Exposure for dimly lit rooms needs to be corrected in one of two ways:
- By creating your own light.
- By setting your camera to respond differently to light.
Shutter speed, ISO, and aperture all have an effect on your camera’s reaction. The larger your aperture and the slower your shutter speed, the more light will flood into the scene. If you don’t have a steady hand, though, it can be difficult to achieve clarity, and while a tripod can be useful, it can be unwieldy when you’re trying to spend more time on the dance floor than behind the lens. Setting your aperture to f/1.8 will let enough light in to attain a warm shot. An external flash is ideal. Setting your shutter speed to 1/30 second will reduce motion blur, but you can always set a longer speed instead to capture the motion blur that evokes ambiance so well.
Guests: An Untapped Resource
Photographs should tell a story, something that can be achieved by shooting the same scenes at varying distances, palettes, and ISOs. Your guests are an untapped resource, here. Every attendee has a unique approach to photography, so scattering disposable cameras across the venue for them to use can deliver spectacular results.

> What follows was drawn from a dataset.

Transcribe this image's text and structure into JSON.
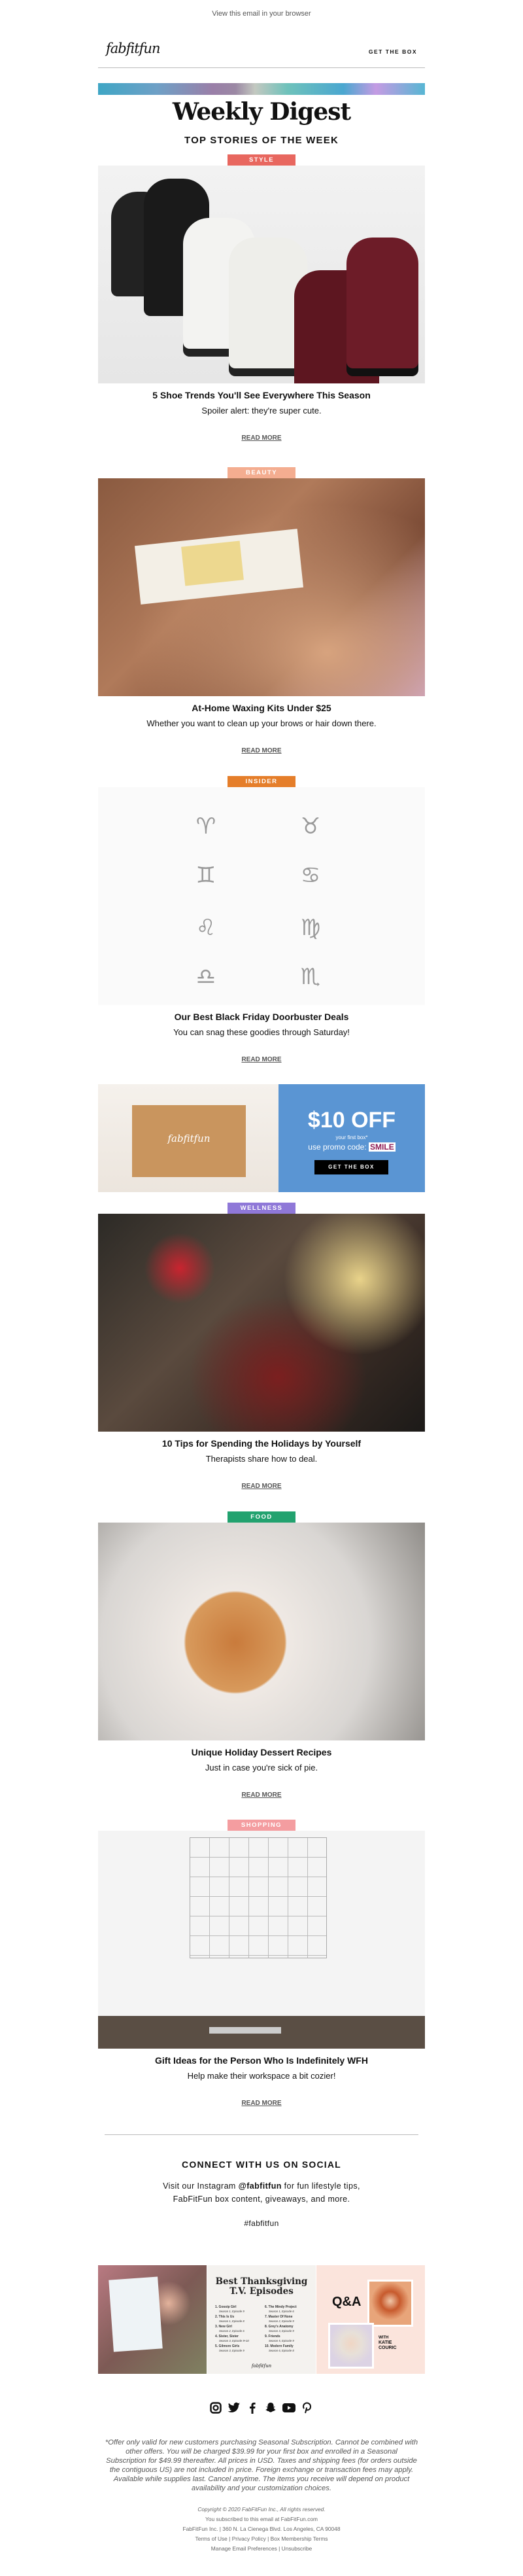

Collect each camera at the end of the evening, and you’ll have a treasure trove of pictures to choose from. An array of perspectives achieves a more rounded effect.
Professional photographers tend to create an array of different styles so that the event is covered comprehensively. Posed pictures have their place, but they’re dull if photojournalistic pictures aren’t used to balance them out.

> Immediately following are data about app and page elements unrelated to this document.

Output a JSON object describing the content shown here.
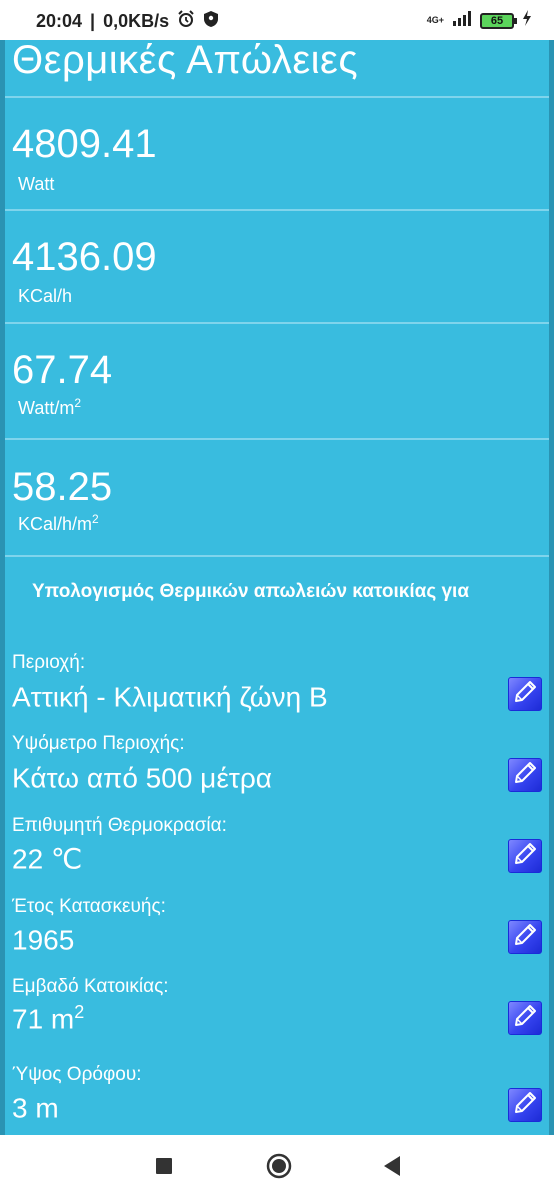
{
  "status": {
    "time": "20:04",
    "speed": "0,0KB/s",
    "network": "4G+",
    "battery": "65"
  },
  "app": {
    "title": "Θερμικές Απώλειες",
    "results": [
      {
        "value": "4809.41",
        "unit": "Watt",
        "unit_sup": ""
      },
      {
        "value": "4136.09",
        "unit": "KCal/h",
        "unit_sup": ""
      },
      {
        "value": "67.74",
        "unit": "Watt/m",
        "unit_sup": "2"
      },
      {
        "value": "58.25",
        "unit": "KCal/h/m",
        "unit_sup": "2"
      }
    ],
    "heading": "Υπολογισμός Θερμικών απωλειών κατοικίας για",
    "fields": [
      {
        "label": "Περιοχή:",
        "value": "Αττική - Κλιματική ζώνη Β",
        "value_sup": ""
      },
      {
        "label": "Υψόμετρο Περιοχής:",
        "value": "Κάτω από 500 μέτρα",
        "value_sup": ""
      },
      {
        "label": "Επιθυμητή Θερμοκρασία:",
        "value": "22 ℃",
        "value_sup": ""
      },
      {
        "label": "Έτος Κατασκευής:",
        "value": "1965",
        "value_sup": ""
      },
      {
        "label": "Εμβαδό Κατοικίας:",
        "value": "71 m",
        "value_sup": "2"
      },
      {
        "label": "Ύψος Ορόφου:",
        "value": "3 m",
        "value_sup": ""
      }
    ]
  },
  "colors": {
    "background": "#39bcdf",
    "edit_button": "#3644f0"
  },
  "icons": {
    "edit": "pencil-icon",
    "alarm": "alarm-icon",
    "shield": "shield-icon",
    "nav_recents": "square-icon",
    "nav_home": "circle-icon",
    "nav_back": "triangle-back-icon"
  }
}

Light trails are wonderful for adding a pop of vibrancy to party pictures. They can be achieved by pointing your flash at your scene and using a long enough shutter speed to capture the resultant blur.
Portraits are exceptionally good at betraying the emotion of an event. It’s the guests who create the atmosphere, after all, and portraiture lets you communicate it. Authenticity is easier to encapsulate by playing the background observer, picking up interesting scenes and subjects when nobody is waiting for a flash to go off. Don’t be afraid of stealing secret images. You can always ask permission to use them later.
Much of the success of your photographs depends on exceptional framing, an aspect that amateur photographers struggle with. The simplest way to fix poor composition is with a cropping tool long after your guests have put down the last glass of bubbly. Exposure and minor image irregularities can also be easily corrected this way, even if you’re the world’s worst Photoshopper. Don’t give up on failed pictures too easily. Those throwaway images can often be put through a filter that brings them back to life. Being an artist is as much about making and correcting mistakes as it is about skill, and often it’s fixed errors that deliver the best pictures.
Parties are evocative enough to stimulate any aspiring photographer, and candid shots deliver the most atmospheric results. If guests are at ease around you and used to your presence, you’ll create more honest photographs. If your guests to forget you’re there, you’ll be able to create a dynamic album to send to your guests as a belated party favor.